### TRY IT
Look through the data below. Pick out the lines holding the string "JSON".

(Interface dataset entries)
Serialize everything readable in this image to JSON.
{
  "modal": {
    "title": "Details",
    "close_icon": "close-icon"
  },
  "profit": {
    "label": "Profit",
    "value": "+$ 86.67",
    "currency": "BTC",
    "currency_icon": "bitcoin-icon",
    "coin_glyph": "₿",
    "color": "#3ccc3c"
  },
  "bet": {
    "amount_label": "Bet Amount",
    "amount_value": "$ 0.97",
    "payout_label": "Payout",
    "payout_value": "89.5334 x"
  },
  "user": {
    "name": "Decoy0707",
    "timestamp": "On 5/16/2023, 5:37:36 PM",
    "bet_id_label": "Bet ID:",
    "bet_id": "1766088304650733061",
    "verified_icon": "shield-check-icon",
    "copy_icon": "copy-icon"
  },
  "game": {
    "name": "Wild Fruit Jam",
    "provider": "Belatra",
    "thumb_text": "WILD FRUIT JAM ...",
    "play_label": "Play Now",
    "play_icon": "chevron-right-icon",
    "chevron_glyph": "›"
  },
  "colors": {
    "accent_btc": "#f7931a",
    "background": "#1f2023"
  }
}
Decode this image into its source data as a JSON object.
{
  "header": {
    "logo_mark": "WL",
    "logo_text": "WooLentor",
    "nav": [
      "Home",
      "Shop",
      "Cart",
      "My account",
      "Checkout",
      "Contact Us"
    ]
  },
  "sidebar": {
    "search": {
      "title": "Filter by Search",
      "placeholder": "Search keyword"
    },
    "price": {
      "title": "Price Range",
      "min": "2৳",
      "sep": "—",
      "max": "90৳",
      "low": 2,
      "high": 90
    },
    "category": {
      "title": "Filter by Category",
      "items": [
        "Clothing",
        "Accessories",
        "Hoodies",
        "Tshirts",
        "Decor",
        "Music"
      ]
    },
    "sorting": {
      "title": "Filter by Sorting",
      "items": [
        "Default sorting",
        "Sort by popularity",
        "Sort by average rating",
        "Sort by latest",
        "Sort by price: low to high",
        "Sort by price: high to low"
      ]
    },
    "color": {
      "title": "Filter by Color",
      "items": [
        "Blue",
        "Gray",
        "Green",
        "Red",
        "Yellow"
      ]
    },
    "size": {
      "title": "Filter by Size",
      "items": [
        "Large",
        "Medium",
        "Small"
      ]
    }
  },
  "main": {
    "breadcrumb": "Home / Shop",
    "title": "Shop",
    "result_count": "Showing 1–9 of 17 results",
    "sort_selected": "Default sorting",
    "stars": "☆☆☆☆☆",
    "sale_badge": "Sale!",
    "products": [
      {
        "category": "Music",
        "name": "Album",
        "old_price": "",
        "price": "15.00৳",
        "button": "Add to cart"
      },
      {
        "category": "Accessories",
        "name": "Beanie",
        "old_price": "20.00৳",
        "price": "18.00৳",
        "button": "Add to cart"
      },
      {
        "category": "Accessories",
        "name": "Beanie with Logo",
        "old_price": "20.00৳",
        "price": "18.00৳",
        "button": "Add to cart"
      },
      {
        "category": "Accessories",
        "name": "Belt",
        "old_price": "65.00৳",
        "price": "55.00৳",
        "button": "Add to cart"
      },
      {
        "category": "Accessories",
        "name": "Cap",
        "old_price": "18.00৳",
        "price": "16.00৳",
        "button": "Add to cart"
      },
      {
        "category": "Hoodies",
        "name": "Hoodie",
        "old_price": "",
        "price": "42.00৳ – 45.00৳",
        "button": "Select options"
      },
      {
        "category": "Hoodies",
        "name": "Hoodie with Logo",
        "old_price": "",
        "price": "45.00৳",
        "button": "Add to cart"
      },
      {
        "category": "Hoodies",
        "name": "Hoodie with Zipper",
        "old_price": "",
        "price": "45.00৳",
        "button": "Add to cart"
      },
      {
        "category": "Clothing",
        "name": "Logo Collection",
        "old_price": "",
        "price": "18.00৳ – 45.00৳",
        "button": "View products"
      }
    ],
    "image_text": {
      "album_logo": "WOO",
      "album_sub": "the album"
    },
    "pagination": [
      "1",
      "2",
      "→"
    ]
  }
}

### WRITTEN ANSWER
Serialize everything readable in this image to JSON.
Decode this image into its source data as a JSON object.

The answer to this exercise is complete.